It is in vain to attempt to palliate or disguise this matter. The story, so far as relates to the supernatural part, has every mark of fraud and imposition stamped upon the face of it. Who were the authors of it is as impossible for us now to know, as it is for us to be assured that the books in which the account is related were written by the persons whose names they bear. The best surviving evidence we now have. respecting this affair is the Jews. They are regularly descended from the people who lived in the time this resurrection and ascension is said to have happened, and they say ‘it is not true.’ It has long appeared to me a strange inconsistency to cite the Jews as a proof of the truth of the story. It is just the same as if a man were to say, I will prove the truth of what I have told you, by producing the people who say it is false.
That such a person as Jesus Christ existed, and that he was crucified, which was the mode of execution at that day, are historical relations strictly within the limits of probability. He preached most excellent morality, and the equality of man; but he preached also against the corruptions and avarice of the Jewish priests, and this brought upon him the hatred and vengeance of the whole order of priest-hood. The accusation which those priests brought against him was that of sedition and conspiracy against the Roman government, to which the Jews were then subject and tributary; and it is not improbable that the Roman government might have some secret apprehension of the effects of his doctrine as well as the Jewish priests; neither is it improbable that Jesus Christ had in contemplation the delivery of the Jewish nation from the bondage of the Romans. Between the two, however, this virtuous reformer and revolutionist lost his life.
That is absolutely identical to what Jefferson said on the subject repeatedly in his private letters to John Adams, Benjamin Rush and others — that Jesus was a man with an excellent ethical system but that the gospel writers perverted his views, piled mythology upon fact (Jefferson compared this to looking for diamonds in a dunghill) and invented supernatural stories that made nearly all of the gospels unreliable and dishonest.
I noted that Jefferson called the Biblical God “cruel, capricious, vindictive and unjust” and that he had referred to the gospel writers as a “band of dupes and imposters.” Paine said nearly identical things. Both rejected the virgin birth, the resurrection, atonement for sin and all claims that Jesus was divine or had ever claimed to be, while both also accepted that the ethical teachings of Jesus, the man, were excellent and worthy of emulation.

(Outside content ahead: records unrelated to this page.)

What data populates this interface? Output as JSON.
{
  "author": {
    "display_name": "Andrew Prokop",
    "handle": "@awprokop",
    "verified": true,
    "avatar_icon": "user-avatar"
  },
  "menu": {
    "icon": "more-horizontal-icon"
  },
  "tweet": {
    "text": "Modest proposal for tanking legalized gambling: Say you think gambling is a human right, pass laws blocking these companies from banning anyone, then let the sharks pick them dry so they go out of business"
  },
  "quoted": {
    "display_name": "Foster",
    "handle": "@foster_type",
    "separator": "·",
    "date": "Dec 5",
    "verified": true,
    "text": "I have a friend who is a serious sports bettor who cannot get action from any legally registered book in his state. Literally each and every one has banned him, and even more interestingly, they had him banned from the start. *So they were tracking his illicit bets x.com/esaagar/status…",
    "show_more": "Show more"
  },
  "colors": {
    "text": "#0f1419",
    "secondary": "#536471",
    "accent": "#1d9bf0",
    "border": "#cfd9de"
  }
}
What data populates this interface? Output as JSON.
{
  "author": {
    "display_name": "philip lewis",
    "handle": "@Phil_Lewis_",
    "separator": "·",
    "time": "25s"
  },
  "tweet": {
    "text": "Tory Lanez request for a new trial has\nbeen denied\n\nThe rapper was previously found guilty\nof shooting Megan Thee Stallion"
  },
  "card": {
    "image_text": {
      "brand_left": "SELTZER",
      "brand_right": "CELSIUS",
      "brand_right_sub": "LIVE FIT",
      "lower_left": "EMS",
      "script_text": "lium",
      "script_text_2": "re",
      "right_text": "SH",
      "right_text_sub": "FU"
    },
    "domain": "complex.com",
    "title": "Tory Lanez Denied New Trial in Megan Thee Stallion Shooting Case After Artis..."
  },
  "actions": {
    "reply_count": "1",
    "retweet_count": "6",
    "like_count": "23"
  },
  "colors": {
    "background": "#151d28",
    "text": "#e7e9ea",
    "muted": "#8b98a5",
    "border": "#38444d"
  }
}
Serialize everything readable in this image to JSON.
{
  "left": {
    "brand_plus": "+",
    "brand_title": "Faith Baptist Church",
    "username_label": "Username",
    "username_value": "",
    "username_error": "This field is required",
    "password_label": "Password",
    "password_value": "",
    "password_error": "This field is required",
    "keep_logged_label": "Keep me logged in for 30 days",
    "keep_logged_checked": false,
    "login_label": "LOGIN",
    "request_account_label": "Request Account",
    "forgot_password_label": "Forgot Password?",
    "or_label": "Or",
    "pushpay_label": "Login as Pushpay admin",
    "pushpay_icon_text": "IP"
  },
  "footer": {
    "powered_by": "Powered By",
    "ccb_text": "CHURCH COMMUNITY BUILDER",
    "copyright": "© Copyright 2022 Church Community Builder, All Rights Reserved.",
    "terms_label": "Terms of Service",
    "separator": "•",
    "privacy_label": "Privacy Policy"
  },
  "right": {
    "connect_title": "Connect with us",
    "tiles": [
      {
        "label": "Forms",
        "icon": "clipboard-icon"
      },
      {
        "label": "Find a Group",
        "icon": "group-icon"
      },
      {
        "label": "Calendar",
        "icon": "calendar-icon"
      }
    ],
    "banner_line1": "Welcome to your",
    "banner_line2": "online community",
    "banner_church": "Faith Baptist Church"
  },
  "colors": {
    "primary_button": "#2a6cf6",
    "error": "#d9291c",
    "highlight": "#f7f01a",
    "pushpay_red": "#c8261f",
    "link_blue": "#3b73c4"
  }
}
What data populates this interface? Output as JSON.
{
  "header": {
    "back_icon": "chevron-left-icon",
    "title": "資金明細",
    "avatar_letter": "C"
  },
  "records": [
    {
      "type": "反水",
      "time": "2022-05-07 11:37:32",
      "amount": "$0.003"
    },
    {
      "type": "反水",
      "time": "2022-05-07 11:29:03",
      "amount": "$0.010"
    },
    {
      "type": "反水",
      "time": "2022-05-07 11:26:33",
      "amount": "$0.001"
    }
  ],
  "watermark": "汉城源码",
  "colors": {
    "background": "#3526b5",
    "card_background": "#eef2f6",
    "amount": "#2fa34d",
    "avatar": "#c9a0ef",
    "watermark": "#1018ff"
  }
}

Their views are virtually indistinguishable. Yet one is presented as having written Christian principles into our system of government while the other is presented as the exact opposite, as someone who opposed Christianity entirely. This is only the first example of D’Souza’s utter dishonesty in dealing with historical facts. There will be many more examples over the next few days.